New York officials have scuttled the deal with Aqueduct Entertainment Group to develop a sprawling casino at Aqueduct racetrack, leaving an uncertain future over when the project will ever take shape.
"The Division of the Lottery has concluded that it cannot issue a gaming license to Aqueduct Entertainment Group (AEG). Therefore, the state has officially withdrawn its support for AEG to develop and operate a video lottery terminal (VLT) facility at Aqueduct Race Track,'' Gov. David Paterson's administration said in a statement March 11.
Word of the AEG scuttling came after government officials March 10 said the bidding group would be out as early as today, and that talks were underway between the governor's office and legislative leaders over how to proceed to get the casino off the ground. The state is losing $1 million in revenue sharing every day the casino is not open. Also, it was hoping to get $300 million from AEG by March 31 in an upfront franchise fee to use to help balance the state's current fiscal year.
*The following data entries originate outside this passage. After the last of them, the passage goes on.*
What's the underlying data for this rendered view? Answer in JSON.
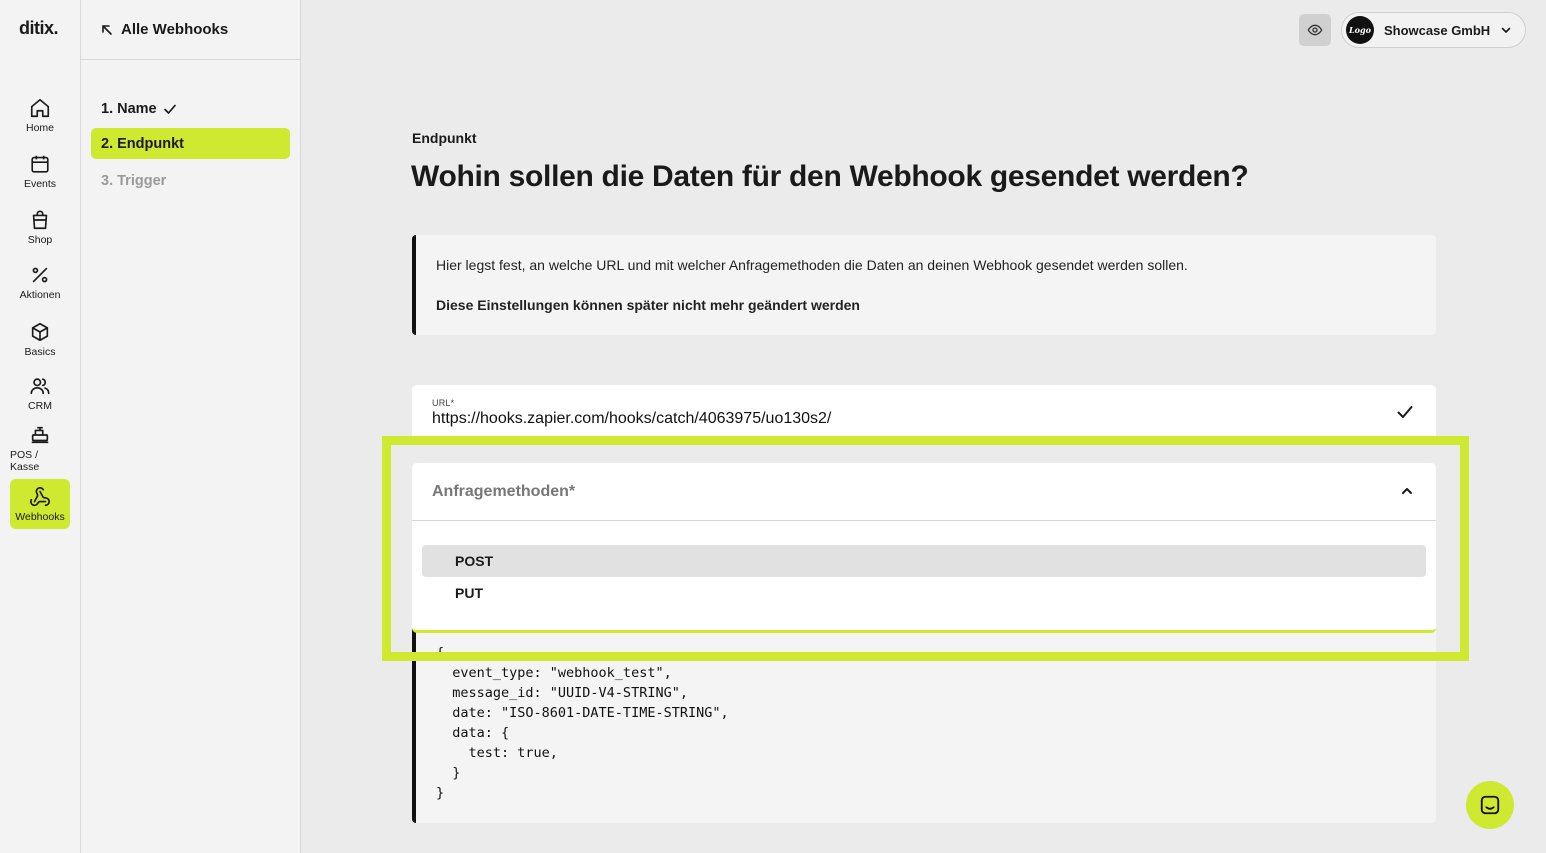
{
  "brand": {
    "logo_text": "ditix.",
    "accent": "#cfe830"
  },
  "nav": [
    {
      "label": "Home",
      "icon": "home-icon"
    },
    {
      "label": "Events",
      "icon": "calendar-icon"
    },
    {
      "label": "Shop",
      "icon": "shopping-bag-icon"
    },
    {
      "label": "Aktionen",
      "icon": "percent-icon"
    },
    {
      "label": "Basics",
      "icon": "cube-icon"
    },
    {
      "label": "CRM",
      "icon": "users-icon"
    },
    {
      "label": "POS / Kasse",
      "icon": "cash-register-icon"
    },
    {
      "label": "Webhooks",
      "icon": "webhook-icon",
      "active": true
    }
  ],
  "steps": {
    "back_label": "Alle Webhooks",
    "items": [
      {
        "label": "1. Name",
        "state": "done"
      },
      {
        "label": "2. Endpunkt",
        "state": "active"
      },
      {
        "label": "3. Trigger",
        "state": "disabled"
      }
    ]
  },
  "header": {
    "org_name": "Showcase GmbH",
    "org_logo_text": "Logo"
  },
  "main": {
    "kicker": "Endpunkt",
    "title": "Wohin sollen die Daten für den Webhook gesendet werden?",
    "info_text": "Hier legst fest, an welche URL und mit welcher Anfragemethoden die Daten an deinen Webhook gesendet werden sollen.",
    "info_note": "Diese Einstellungen können später nicht mehr geändert werden",
    "url_label": "URL*",
    "url_value": "https://hooks.zapier.com/hooks/catch/4063975/uo130s2/",
    "method_label": "Anfragemethoden*",
    "method_options": [
      "POST",
      "PUT"
    ],
    "code_sample": "{\n  event_type: \"webhook_test\",\n  message_id: \"UUID-V4-STRING\",\n  date: \"ISO-8601-DATE-TIME-STRING\",\n  data: {\n    test: true,\n  }\n}"
  }
}
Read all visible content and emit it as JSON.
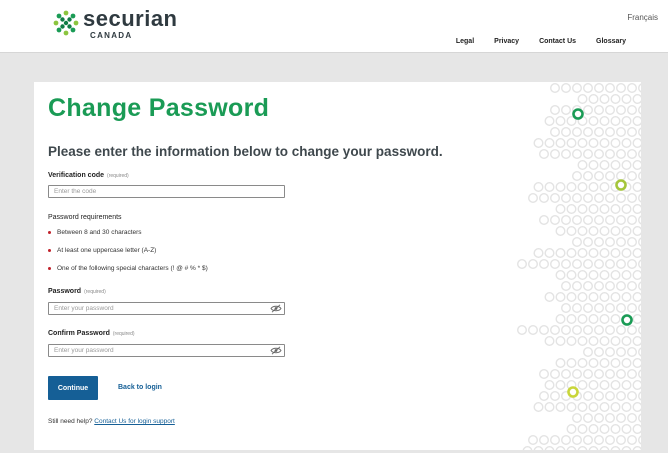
{
  "header": {
    "brand": "securian",
    "brand_sub": "CANADA",
    "language_link": "Français",
    "nav": [
      "Legal",
      "Privacy",
      "Contact Us",
      "Glossary"
    ]
  },
  "form": {
    "title": "Change Password",
    "subtitle": "Please enter the information below to change your password.",
    "required_tag": "(required)",
    "verification": {
      "label": "Verification code",
      "placeholder": "Enter the code",
      "value": ""
    },
    "requirements_heading": "Password requirements",
    "requirements": [
      "Between 8 and 30 characters",
      "At least one uppercase letter (A-Z)",
      "One of the following special characters (! @ # % * $)"
    ],
    "password": {
      "label": "Password",
      "placeholder": "Enter your password",
      "value": "",
      "toggle_icon": "eye-slash-icon"
    },
    "confirm_password": {
      "label": "Confirm Password",
      "placeholder": "Enter your password",
      "value": "",
      "toggle_icon": "eye-slash-icon"
    },
    "continue_label": "Continue",
    "back_label": "Back to login",
    "help_prefix": "Still need help?",
    "help_link": "Contact Us for login support"
  },
  "colors": {
    "brand_green": "#1a9b55",
    "link_blue": "#155f96",
    "bullet_red": "#c0212b",
    "accent_lime": "#a5c63b"
  }
}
The heads of the Senate and Assembly racing committees March 10 told The Blood-Horse the bidding process should not be re-started if AEG drops out.
But the governor signaled it would not necessarily be choosing now from the list of bidders that lost out to AEG. "The executive branch advocates the selection of the Aqueduct VLT franchisee be done pursuant to an expedited, transparent, apolitical, and publicly accountable procurement process,'' the administration said in a statement.
One minute after release of the Paterson administration statement, Senate Democratic conference leader John Sampson issued his own statement, saying his interest is in getting the facility opened quickly.
"I respect the decision of Governor Paterson, and the process followed by the Division of Lottery. Like all sectors of the state's economy, the racing and gaming industry is facing difficult times. We now need to move forward with the selection of a new vendor in a responsible and timely manner,'' Sampson said.
AEG officials have privately insisted that all its remaining partners could be licensed by the Lottery Division, which is overseeing the process. The group sent a letter, via its law firm, to Paterson's top staff today insisting there was no reason to kill the AEG deal, and that it has the $300 million upfront payment ready for the state.
AEG officials issued a not-so-veiled threat to go to court if the decision is not re-considered. Barry Berke, an AEG lawyer, called the decision to kill the deal "both arbitrary and capricious.'
"As AEG has repeatedly stated, they remain ready, willing and able to finalize the Memorandum of Understanding and pay the $300 million licensing fee in accordance with the conditions placed upon AEG’s selection. In the event that AEG is not given an opportunity to address the issues raised by the Lottery, and the decision to reverse the prior selection of AEG as the successful bidder is not reconsidered, AEG intends to pursue all available remedies,'' Berke said in a statement.
AEG was tapped by Paterson, Sampson and Assembly Speaker Sheldon Silver to run the 4,500-slot machine casino at Aqueduct. But the political connections of AEG drew fire--and the notice of federal investigators and a state inspector general, which both have probes of the bidding process underway.
Remaining bidders, from SL Green to Delaware North, wasted no time releasing statements of interest for the casino deal. SL Green said the state “possesses all the information it needs to move quickly and select one of the existing proposals.”
But AEG’s lawyer said March 11, in a letter top Paterson advisors and the Lottery Division, called the decision to drop AEG “an abuse of discretion.’’
Berke, who copied the letter to the heads of the Legislature, said AEG has fully complied with all the terms of the bidding process, including the ability to meet the upfront payment fee promise.
Berke said it is clear that the decision to drop AEG was for “reasons other than the merits.” He said the group was given no opportunity in the past day to address any what he characterized as last-minute concerns raised by Lottery.
In his letter to the state officials, Berke cited the “sole reason” AEG was given March 11 for the scuttled deal was concerns that AEG dropped some of its partners in recent weeks. He said because of ongoing state and federal investigations AEG was told by the state today that dropping the equity partners – which accounted for about 5% of the total AEG group’s interest – would have created an appearance that AEG ‘was being allowed to conceal relevant material information.’ Berke called that claim “absurd.”
The withdrawal of those partners, Berke said, was “prescribed and discussed” with the state.